Area native, now Boston resident, sees city in chaos

The bombings at the Boston Marathon on Monday was very close to home for at least one Williamsport native.

Chad Wheeland has lived in Boston since the mid-1990s. His wife, Leah, works “right around the corner from the marathon’s finish line,” where the bombings occurred.

“On a normal Marathon Monday, she may have been out there along with her coworkers cheering on the runners and offering up cups of water,” he said. “She stayed home sick today. I’ve never been so happy for her to have the flu.” Wheeland said he and his wife see the stricken neighborhood in Boston every day.

“Two days ago I had my teeth cleaned at a dentist two doors down from where the second explosion happened, the Starbucks on Broyleston Street. The first one was in front of the Lenscrafters.”
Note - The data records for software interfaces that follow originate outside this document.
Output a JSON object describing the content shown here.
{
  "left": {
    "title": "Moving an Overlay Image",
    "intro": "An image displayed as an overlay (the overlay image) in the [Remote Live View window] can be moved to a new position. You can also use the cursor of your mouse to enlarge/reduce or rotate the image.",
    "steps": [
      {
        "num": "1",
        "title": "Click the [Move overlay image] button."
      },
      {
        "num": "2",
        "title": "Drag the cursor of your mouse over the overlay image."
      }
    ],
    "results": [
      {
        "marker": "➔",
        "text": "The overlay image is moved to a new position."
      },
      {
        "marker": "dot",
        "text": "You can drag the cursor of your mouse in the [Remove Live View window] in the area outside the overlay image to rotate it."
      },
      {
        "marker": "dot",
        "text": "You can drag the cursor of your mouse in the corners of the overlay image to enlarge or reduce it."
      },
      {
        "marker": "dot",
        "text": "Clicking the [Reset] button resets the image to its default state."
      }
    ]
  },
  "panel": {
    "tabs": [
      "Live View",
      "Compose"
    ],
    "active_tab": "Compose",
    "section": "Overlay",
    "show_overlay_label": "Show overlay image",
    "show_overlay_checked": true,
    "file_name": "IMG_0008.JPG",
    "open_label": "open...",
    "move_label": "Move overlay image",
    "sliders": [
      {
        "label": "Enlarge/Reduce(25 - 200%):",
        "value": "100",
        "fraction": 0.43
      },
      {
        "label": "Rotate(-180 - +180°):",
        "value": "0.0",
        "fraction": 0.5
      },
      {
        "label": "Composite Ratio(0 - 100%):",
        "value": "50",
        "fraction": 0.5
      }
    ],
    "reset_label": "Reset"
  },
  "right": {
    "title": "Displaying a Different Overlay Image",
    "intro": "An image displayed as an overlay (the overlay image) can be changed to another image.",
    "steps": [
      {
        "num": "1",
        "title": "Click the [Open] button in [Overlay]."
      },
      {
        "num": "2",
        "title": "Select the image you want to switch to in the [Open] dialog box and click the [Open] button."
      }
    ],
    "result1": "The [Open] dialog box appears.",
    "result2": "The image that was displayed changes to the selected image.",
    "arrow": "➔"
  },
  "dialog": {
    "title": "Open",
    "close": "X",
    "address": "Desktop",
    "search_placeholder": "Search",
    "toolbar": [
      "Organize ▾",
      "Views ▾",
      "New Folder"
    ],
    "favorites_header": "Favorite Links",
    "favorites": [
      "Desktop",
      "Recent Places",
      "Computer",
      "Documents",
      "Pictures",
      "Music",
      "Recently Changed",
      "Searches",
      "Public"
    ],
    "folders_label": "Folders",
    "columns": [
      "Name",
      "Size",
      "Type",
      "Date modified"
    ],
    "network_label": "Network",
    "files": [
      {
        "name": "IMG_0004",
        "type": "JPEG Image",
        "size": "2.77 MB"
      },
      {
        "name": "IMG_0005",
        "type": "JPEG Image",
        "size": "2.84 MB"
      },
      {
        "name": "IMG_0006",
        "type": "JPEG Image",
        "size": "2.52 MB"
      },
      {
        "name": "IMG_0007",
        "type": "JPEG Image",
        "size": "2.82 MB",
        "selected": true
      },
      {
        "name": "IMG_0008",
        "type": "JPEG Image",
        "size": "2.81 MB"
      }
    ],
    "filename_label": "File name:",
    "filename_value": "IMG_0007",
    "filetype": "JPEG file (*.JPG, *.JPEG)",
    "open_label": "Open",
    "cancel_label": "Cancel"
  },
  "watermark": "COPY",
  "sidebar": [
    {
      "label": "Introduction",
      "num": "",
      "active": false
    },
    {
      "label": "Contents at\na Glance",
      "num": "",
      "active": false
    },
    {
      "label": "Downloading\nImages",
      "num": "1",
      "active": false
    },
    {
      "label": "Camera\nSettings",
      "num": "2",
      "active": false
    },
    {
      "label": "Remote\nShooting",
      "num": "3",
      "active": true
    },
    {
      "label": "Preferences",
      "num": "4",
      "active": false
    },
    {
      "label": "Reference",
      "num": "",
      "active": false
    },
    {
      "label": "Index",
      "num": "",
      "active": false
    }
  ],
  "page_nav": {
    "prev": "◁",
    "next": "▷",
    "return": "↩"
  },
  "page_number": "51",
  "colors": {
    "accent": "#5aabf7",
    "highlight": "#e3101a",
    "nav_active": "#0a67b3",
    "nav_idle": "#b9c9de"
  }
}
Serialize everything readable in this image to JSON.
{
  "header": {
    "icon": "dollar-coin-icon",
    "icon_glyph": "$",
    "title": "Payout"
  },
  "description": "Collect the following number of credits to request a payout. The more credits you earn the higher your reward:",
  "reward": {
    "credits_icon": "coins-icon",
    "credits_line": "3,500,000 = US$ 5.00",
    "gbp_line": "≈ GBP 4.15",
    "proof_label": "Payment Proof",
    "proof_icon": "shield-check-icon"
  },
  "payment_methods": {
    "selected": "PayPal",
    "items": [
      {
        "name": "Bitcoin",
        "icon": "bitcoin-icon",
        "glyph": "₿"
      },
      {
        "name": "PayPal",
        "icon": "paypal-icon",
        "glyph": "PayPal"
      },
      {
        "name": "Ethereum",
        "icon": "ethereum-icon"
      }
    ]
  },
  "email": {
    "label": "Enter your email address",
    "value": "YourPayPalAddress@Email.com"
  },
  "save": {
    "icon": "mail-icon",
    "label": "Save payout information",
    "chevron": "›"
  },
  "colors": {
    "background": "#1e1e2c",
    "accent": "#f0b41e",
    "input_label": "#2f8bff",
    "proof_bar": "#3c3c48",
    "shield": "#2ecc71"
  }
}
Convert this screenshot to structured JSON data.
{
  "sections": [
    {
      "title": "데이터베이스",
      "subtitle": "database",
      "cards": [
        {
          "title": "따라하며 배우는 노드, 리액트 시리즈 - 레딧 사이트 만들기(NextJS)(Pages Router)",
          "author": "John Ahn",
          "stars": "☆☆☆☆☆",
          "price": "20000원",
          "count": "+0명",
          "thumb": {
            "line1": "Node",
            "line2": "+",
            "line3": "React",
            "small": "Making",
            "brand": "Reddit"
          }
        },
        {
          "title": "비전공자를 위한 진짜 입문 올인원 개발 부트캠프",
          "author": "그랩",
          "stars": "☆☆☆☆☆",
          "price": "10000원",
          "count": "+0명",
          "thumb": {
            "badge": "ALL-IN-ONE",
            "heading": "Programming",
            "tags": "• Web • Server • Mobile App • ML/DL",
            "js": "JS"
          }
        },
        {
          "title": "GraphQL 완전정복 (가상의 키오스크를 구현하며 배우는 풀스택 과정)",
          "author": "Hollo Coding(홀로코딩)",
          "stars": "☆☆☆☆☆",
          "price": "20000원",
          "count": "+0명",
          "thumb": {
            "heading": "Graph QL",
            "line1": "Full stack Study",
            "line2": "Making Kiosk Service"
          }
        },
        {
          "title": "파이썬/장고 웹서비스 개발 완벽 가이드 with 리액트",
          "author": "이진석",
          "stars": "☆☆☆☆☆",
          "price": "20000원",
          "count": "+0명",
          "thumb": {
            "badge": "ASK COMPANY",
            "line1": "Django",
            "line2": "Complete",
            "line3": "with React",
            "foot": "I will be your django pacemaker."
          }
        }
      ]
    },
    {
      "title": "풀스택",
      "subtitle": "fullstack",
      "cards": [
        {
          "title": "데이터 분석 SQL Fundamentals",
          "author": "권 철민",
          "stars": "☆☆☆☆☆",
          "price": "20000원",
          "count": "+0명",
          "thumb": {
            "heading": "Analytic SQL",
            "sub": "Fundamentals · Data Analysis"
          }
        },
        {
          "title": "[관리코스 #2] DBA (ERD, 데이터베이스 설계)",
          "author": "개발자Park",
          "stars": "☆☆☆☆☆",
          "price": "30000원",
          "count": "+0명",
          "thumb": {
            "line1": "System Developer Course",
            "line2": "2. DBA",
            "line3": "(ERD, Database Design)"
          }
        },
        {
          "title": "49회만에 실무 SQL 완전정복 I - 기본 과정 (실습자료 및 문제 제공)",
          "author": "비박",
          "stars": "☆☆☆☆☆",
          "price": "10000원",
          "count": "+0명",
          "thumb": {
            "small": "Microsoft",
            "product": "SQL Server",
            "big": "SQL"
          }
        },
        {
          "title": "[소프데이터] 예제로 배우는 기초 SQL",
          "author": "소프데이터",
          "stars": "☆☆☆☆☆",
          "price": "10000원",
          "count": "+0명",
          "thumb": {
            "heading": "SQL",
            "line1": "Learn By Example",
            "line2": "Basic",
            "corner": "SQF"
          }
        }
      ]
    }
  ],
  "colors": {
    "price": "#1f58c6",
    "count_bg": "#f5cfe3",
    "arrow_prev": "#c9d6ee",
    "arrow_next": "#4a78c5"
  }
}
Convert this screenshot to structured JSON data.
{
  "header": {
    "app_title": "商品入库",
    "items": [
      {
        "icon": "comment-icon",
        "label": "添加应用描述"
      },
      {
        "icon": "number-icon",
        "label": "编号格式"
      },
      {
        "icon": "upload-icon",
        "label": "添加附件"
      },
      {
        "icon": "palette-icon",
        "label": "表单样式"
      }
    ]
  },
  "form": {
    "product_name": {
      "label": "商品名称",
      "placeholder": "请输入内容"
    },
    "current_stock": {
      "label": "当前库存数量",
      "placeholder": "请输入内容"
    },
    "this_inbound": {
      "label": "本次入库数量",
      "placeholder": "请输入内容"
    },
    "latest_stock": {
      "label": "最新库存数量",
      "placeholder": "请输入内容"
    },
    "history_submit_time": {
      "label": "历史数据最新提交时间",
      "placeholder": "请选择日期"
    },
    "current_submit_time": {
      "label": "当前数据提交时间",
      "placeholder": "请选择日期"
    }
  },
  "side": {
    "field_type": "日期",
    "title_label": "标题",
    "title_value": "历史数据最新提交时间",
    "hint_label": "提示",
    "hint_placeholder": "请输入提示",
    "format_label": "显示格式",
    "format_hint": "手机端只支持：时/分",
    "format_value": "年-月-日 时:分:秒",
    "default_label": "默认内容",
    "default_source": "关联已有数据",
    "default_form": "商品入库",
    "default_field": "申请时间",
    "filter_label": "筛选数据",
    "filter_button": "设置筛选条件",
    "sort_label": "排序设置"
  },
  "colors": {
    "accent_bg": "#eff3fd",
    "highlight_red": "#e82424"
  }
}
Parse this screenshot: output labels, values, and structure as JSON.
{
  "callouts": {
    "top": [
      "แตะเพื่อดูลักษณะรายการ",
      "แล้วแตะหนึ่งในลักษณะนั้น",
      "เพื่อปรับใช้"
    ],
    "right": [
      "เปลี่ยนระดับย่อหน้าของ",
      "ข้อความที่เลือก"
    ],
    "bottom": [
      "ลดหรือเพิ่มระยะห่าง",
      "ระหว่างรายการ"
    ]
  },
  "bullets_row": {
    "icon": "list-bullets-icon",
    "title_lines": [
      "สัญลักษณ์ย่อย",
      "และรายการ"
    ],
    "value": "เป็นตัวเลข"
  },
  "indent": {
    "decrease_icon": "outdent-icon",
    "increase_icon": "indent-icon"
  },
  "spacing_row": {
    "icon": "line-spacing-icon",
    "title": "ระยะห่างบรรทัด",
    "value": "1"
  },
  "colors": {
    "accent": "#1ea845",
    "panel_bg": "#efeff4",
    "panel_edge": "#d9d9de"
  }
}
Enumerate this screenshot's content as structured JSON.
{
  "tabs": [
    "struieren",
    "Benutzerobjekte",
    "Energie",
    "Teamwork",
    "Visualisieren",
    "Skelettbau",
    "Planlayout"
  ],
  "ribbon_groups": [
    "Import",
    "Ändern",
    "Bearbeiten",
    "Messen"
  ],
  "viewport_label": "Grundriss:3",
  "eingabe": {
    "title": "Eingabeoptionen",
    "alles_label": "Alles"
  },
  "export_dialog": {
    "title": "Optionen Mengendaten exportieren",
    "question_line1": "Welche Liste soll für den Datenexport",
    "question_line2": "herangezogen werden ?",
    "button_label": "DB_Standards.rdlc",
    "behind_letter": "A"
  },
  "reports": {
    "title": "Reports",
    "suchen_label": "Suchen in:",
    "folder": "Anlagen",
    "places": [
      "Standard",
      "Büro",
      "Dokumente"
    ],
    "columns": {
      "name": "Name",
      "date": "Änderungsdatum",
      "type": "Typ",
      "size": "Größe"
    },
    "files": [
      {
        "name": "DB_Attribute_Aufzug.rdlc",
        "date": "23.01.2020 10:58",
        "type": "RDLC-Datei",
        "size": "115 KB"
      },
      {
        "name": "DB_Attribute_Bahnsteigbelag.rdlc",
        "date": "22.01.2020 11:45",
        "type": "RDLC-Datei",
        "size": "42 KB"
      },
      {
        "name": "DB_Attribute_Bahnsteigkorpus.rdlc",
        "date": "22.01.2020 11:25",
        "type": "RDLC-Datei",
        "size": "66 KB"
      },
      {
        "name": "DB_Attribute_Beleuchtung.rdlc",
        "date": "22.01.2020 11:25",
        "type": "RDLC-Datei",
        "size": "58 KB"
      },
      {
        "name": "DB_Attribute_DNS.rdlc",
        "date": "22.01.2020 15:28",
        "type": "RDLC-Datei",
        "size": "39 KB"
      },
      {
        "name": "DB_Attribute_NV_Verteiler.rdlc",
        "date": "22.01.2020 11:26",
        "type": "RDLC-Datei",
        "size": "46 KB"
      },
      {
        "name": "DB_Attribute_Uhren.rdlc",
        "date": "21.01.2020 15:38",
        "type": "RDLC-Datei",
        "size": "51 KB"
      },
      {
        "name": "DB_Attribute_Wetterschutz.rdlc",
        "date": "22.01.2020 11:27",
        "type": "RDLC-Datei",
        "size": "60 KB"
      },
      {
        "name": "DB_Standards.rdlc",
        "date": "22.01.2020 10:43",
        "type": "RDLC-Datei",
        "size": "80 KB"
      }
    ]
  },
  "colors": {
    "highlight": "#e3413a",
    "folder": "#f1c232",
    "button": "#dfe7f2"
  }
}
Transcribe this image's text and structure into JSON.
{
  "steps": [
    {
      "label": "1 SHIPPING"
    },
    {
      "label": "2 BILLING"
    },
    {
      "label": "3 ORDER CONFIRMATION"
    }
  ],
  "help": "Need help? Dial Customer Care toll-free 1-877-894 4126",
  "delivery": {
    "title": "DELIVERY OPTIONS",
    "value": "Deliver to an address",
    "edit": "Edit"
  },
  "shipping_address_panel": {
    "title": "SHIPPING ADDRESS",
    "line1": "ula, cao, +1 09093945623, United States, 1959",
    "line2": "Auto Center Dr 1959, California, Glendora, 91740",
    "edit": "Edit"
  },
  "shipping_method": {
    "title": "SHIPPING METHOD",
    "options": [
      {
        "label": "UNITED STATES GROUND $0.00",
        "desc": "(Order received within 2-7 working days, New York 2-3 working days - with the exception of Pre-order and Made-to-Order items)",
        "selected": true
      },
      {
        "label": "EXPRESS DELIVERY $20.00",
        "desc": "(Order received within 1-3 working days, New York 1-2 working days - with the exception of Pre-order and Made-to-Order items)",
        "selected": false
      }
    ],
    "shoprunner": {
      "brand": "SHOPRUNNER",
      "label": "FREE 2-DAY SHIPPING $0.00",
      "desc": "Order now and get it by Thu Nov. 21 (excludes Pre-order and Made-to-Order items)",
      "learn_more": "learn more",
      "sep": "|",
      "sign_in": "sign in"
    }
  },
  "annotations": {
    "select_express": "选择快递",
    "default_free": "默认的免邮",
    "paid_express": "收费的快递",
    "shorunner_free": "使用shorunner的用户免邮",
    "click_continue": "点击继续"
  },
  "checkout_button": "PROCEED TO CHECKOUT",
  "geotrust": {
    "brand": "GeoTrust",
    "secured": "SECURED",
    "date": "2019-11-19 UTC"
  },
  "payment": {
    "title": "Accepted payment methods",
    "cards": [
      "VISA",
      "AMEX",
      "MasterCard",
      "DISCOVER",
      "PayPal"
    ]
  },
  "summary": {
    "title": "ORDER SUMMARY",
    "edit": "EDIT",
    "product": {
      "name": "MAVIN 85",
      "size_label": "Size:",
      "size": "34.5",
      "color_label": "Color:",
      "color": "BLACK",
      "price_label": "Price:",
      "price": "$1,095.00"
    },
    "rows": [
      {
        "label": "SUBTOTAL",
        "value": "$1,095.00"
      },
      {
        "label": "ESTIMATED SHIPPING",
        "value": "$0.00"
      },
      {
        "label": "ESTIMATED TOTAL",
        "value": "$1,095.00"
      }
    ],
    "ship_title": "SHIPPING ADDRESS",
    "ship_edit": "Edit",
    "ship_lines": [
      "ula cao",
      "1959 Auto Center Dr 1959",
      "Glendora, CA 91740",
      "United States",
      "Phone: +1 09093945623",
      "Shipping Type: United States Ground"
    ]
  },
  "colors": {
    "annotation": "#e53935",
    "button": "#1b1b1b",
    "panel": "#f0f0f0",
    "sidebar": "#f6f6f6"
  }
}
When he spoke to the Sun-Gazette about 7:40 Monday evening, Wheeland was attempting to get home.

“There’s about a 15-block quarantine in the Back Bay. Every single highway access point is blocked off by state police. There’s always an odd look to neighborhood during this time of year anyway, since law enforcement does such a good job of clearing out streetside parking. But there’s usually such a sheer number of people everywhere.”

The area locked down had no one in it but law enforcement and buses full of bags that belong to Marathon runners, Wheeland said.

Monday usually is a joyful day in Boston, an unofficial holiday.

“Today is Patriots’ Day, a tradition to take the day off of work, hang out and carouse,” Wheeland said. “The Red Sox play early. It’s such a vibrant day in Boston, some people think it’s the best day in Boston. The Back Bay is full of life, there’s such an energy there. The whole thing is just a vacuum right now.”